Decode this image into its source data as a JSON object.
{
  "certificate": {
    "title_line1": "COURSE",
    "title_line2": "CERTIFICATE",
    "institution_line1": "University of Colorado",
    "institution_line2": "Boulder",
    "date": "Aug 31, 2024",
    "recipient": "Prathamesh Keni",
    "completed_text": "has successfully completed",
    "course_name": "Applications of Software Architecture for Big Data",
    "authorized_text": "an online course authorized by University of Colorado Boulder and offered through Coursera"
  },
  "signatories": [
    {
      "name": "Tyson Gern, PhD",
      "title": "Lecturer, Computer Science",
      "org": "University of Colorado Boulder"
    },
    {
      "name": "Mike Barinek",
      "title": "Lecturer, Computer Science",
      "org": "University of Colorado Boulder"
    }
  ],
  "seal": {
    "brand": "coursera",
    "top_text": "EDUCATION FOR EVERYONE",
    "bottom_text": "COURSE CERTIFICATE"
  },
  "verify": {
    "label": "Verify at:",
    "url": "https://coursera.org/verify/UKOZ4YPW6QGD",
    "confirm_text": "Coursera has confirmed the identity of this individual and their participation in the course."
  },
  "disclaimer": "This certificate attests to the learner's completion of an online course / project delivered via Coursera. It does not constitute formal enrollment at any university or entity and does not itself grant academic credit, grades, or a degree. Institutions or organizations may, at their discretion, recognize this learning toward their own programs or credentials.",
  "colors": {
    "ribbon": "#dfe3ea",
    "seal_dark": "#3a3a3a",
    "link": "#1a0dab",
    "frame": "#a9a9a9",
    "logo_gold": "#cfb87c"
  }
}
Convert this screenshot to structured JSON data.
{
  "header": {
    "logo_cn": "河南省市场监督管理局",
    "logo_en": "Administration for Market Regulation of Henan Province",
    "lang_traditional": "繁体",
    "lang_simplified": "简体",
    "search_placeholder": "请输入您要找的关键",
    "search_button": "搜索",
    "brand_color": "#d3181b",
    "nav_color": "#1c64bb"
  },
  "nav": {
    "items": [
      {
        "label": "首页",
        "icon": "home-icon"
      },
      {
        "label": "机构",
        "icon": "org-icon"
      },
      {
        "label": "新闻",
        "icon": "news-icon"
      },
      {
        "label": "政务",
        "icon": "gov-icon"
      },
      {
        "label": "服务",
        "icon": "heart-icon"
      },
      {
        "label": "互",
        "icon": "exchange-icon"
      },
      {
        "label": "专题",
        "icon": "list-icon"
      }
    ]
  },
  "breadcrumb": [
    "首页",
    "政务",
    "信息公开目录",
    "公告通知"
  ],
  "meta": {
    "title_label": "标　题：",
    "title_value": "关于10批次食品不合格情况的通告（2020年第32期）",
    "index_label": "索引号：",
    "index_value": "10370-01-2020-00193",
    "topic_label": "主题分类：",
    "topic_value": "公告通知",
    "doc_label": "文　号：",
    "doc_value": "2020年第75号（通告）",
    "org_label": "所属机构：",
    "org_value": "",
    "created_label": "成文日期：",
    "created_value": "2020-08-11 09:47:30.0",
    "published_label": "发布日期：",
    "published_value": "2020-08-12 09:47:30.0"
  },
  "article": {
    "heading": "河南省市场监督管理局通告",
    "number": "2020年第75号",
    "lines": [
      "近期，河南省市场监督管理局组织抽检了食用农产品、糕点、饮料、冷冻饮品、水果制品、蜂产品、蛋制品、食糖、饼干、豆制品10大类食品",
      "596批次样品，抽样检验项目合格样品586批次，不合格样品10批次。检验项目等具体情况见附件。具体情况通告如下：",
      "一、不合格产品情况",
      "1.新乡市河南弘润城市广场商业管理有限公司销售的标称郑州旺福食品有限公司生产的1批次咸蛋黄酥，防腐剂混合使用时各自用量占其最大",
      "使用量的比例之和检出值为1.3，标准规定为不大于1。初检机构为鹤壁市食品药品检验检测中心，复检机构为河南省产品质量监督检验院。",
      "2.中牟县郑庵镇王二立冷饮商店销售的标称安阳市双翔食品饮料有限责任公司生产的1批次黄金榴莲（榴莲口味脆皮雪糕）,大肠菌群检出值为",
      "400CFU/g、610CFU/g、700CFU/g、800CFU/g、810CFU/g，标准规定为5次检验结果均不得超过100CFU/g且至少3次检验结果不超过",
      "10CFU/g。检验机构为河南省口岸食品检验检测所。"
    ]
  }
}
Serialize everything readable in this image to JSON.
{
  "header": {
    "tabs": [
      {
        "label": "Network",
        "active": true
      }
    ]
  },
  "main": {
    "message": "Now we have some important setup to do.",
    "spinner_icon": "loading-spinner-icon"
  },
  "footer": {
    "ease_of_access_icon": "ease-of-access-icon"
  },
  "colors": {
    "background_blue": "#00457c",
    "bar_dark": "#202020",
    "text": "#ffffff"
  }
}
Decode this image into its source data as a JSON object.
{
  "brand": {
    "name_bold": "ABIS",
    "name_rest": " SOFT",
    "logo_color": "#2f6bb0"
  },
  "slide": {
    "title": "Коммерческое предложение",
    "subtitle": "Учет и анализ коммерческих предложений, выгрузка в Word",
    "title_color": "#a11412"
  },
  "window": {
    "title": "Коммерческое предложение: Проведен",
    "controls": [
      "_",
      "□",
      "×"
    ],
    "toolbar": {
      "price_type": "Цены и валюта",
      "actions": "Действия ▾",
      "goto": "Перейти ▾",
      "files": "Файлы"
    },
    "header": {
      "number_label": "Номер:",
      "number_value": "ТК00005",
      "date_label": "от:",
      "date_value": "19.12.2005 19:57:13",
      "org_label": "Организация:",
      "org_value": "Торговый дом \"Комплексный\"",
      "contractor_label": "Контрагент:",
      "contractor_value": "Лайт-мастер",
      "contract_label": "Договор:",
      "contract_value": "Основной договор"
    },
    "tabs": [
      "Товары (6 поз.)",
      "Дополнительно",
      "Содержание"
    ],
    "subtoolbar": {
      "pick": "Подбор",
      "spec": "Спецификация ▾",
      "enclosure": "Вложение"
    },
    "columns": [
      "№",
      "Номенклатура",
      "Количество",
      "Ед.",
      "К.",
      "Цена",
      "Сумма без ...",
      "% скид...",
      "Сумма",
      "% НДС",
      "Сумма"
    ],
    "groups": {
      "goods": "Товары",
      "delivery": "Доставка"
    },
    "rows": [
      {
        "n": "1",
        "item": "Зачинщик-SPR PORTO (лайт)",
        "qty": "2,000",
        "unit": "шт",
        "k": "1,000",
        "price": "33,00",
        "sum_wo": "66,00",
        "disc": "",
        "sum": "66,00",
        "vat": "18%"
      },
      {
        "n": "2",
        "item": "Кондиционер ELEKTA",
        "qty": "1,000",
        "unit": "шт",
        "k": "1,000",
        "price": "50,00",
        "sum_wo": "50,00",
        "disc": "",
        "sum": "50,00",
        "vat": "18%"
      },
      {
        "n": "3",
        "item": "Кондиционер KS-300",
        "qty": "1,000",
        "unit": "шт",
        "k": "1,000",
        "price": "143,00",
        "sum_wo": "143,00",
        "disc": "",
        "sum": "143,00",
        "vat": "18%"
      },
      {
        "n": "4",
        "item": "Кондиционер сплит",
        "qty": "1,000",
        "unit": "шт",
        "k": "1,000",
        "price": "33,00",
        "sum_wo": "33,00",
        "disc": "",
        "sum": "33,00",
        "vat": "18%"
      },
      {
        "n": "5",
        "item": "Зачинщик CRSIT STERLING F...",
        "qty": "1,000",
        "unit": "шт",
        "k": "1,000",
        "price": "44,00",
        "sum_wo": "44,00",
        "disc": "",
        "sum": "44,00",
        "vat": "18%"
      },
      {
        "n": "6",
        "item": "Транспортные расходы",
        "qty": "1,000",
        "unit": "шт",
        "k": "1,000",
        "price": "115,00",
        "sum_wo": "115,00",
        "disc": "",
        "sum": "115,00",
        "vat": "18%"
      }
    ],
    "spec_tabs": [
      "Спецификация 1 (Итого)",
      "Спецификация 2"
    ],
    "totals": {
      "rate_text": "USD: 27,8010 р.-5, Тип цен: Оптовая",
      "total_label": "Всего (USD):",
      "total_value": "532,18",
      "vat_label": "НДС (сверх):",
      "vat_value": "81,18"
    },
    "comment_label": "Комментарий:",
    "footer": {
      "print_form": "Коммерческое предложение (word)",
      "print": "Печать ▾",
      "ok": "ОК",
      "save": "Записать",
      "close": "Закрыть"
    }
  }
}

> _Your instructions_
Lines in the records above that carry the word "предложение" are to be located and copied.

> _Reply_
    "title": "Коммерческое предложение",
    "title": "Коммерческое предложение: Проведен",
      "print_form": "Коммерческое предложение (word)",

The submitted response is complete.